Even though I could not afford a machine and depression was my constant companion I never thought of quitting. I decided I could afford a 1/16th of a machine but, that was n0t practical. The truth was the cumulative number was big and intimidating. This caused me to stop in my tracks paralyzed. However, by chance I decided to break down the figures further. How much would I need to raise per day to accumulate enough money to buy one machine? The answer surprisingly was not intimidating at all. It came down to roughly 500-1000 KES per day.
This gave me hope. If I could not go around, under or over the problem I would break it down to palatable bits. The next question now was how do I raise 500-1000 KES a day. I could ask for relatives for money. However, I wanted to face this challenge on my own so I opted to make and sell key chains.
I had about 1,000 KES between me and absolute poverty. I decided to use all of it to buy my supplies at river road.

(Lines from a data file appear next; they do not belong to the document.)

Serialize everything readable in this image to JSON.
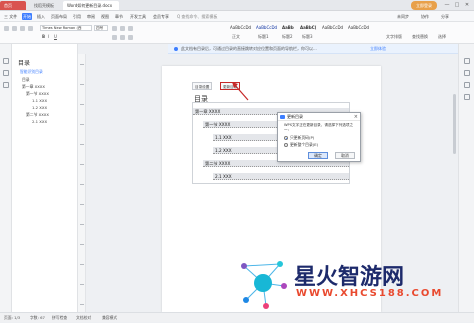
{
  "titlebar": {
    "tabs": [
      {
        "label": "首页"
      },
      {
        "label": "找稻壳模板"
      },
      {
        "label": "Word如何更新目录.docx"
      }
    ],
    "login_label": "立即登录",
    "win_min": "—",
    "win_max": "□",
    "win_close": "✕"
  },
  "menubar": {
    "items": [
      "三 文件",
      "开始",
      "插入",
      "页面布局",
      "引用",
      "审阅",
      "视图",
      "章节",
      "开发工具",
      "会员专享",
      "Q 查找命令、搜索模板"
    ],
    "right": [
      "未同步",
      "协作",
      "分享"
    ]
  },
  "toolbar": {
    "font_name": "Times New Roman (西",
    "font_size": "四号",
    "styles": [
      "AaBbCcDd",
      "AaBbCcDd",
      "AaBb",
      "AaBbC(",
      "AaBbCcDd",
      "AaBbCcDd"
    ],
    "style_names": [
      "正文",
      "标题1",
      "标题2",
      "标题3"
    ],
    "right_labels": [
      "文字排版",
      "查找替换",
      "选择"
    ]
  },
  "notice": {
    "text": "此文档有目录后，可通过目录的直接跳转对应位置和页面的导航栏，你可以...",
    "link": "立即体验"
  },
  "navpane": {
    "title": "目录",
    "header_item": "智能识别目录",
    "items": [
      "目录",
      "第一章 XXXX",
      "第一节 XXXX",
      "1.1 XXX",
      "1.2 XXX",
      "第二节 XXXX",
      "2.1 XXX"
    ]
  },
  "toc_buttons": {
    "settings": "目录设置",
    "update": "更新目录"
  },
  "document": {
    "toc_title": "目录",
    "lines": [
      "第一章 XXXX",
      "第一节 XXXX",
      "1.1 XXX",
      "1.2 XXX",
      "第二节 XXXX",
      "2.1 XXX"
    ]
  },
  "dialog": {
    "title": "更新目录",
    "message": "WPS文字正在更新目录，请选择下列选项之一：",
    "option1": "只更新页码(P)",
    "option2": "更新整个目录(E)",
    "ok": "确定",
    "cancel": "取消"
  },
  "statusbar": {
    "page": "页面: 1/3",
    "words": "字数: 67",
    "spell": "拼写检查",
    "check": "文档校对",
    "compat": "兼容模式"
  },
  "watermark": {
    "text": "星火智游网",
    "url": "WWW.XHCS188.COM"
  },
  "colors": {
    "accent": "#3d7eff",
    "home_tab": "#d9534f",
    "login": "#e8a04a",
    "arrow": "#c62828",
    "watermark_text": "#1d2a6b",
    "watermark_url": "#e94a2f"
  }
}
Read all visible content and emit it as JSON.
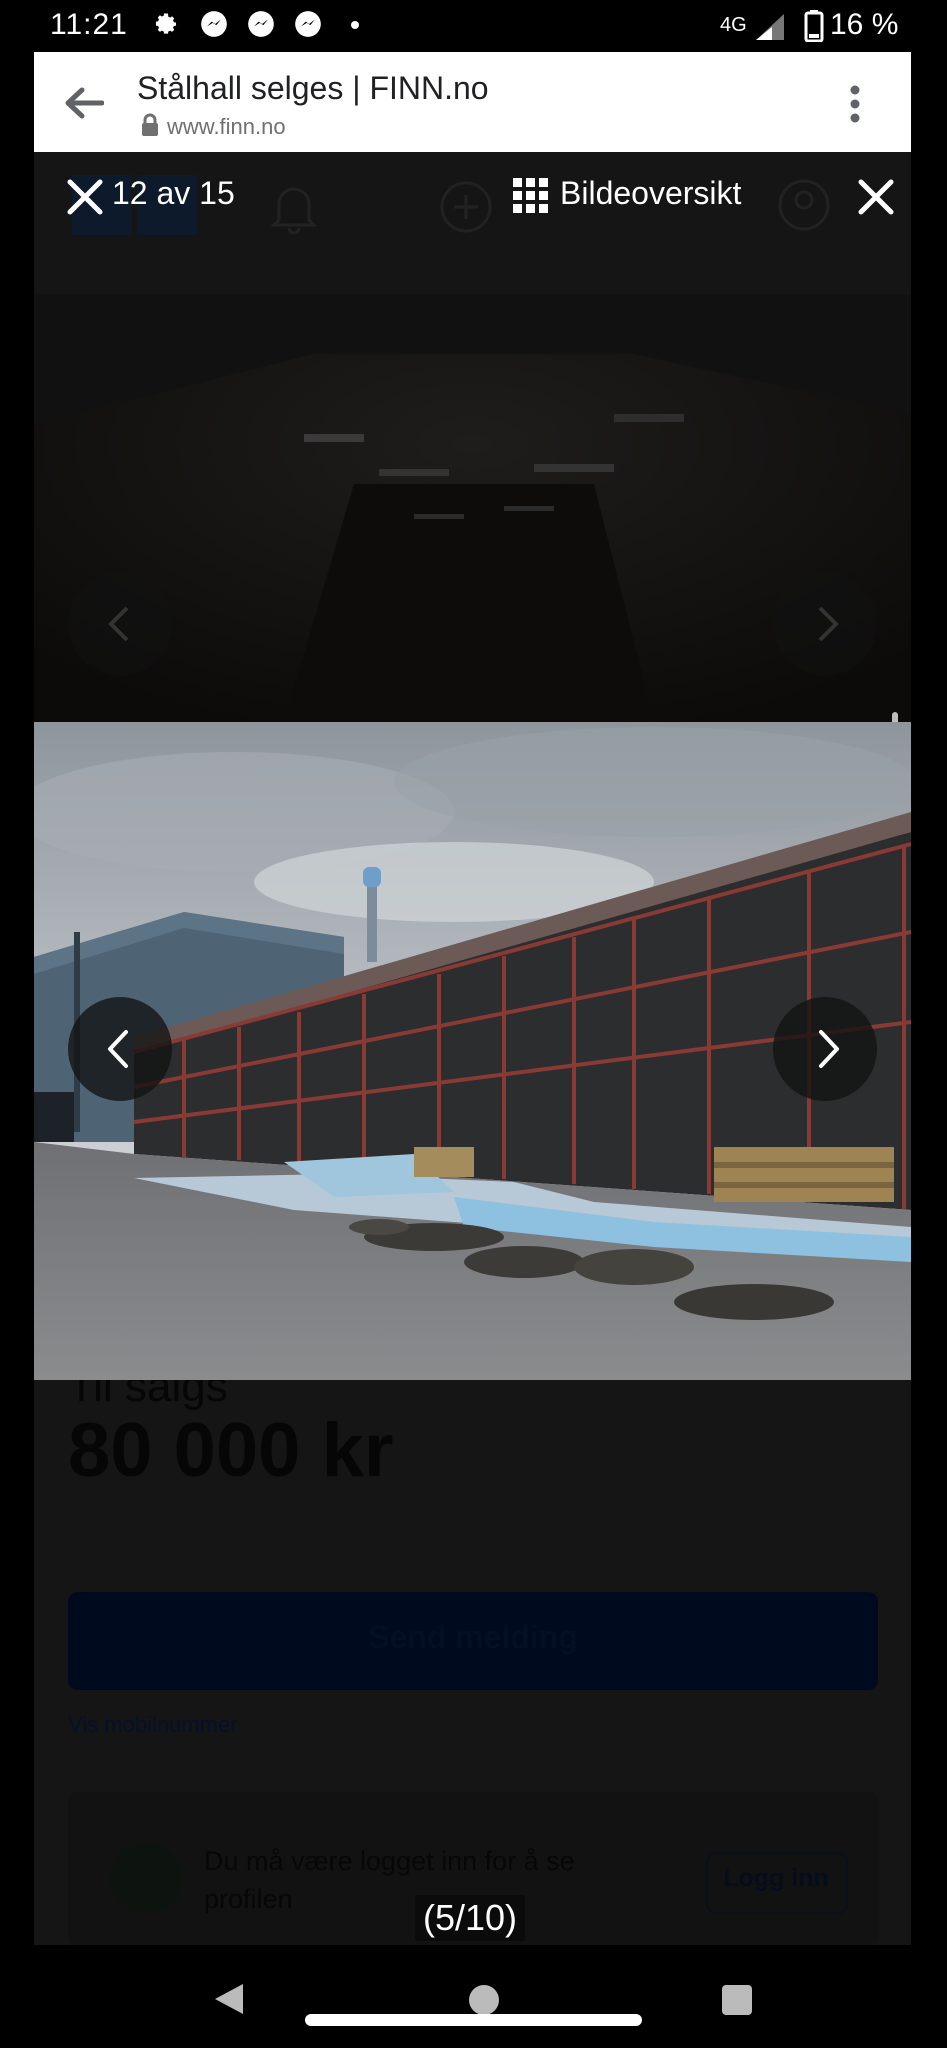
{
  "status_bar": {
    "time": "11:21",
    "network": "4G",
    "battery": "16 %",
    "icons": [
      "gear-icon",
      "messenger-icon",
      "messenger-icon",
      "messenger-icon",
      "dot-icon",
      "signal-icon",
      "battery-icon"
    ]
  },
  "browser": {
    "title": "Stålhall selges | FINN.no",
    "url": "www.finn.no",
    "icons": [
      "back-arrow-icon",
      "lock-icon",
      "more-vert-icon"
    ]
  },
  "gallery": {
    "counter": "12 av 15",
    "overview_label": "Bildeoversikt",
    "caption": "(5/10)",
    "icons": [
      "close-icon",
      "grid-icon",
      "chevron-left-icon",
      "chevron-right-icon"
    ]
  },
  "background_page": {
    "price_label": "Til salgs",
    "price": "80 000 kr",
    "send_button": "Send melding",
    "phone_link": "Vis mobilnummer",
    "login_notice": "Du må være logget inn for å se profilen",
    "login_button": "Logg inn"
  },
  "colors": {
    "browser_bar": "#ffffff",
    "overlay": "#151515",
    "send_button": "#000a1f"
  },
  "system_nav": {
    "icons": [
      "nav-back-icon",
      "nav-home-icon",
      "nav-recents-icon"
    ]
  }
}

I ended up with 100 key chains from my initial capital. I planned to sell them at 100 KES so my net profit ended up been about 9,000 KES. The math seemed very straightforward and easy. Very quick money.
I quickly learned that my next challenge would be who to sell them to. Selling 100 keychains was similar to trying to raise money for the machine- it was disarming. Doubt crept in. I was not sure I could sell 100 key chains. Yet again I broke down the problem. I could not sell 100 key chains but, I could sell 10 a day. All I needed to do was approach 10 people per day.
With the new found hope I gathered my courage and decided to sell at my University. I approached a girl in my finance class. I was really nervous to do it but I kept reminding myself that the worst she could do is say no. To my surprise however, she bought a key chain!! hooray to me….
I leave you with this:
“Fear is like distorted mirrors. The image you perceive is not reality”-Munira
Until next time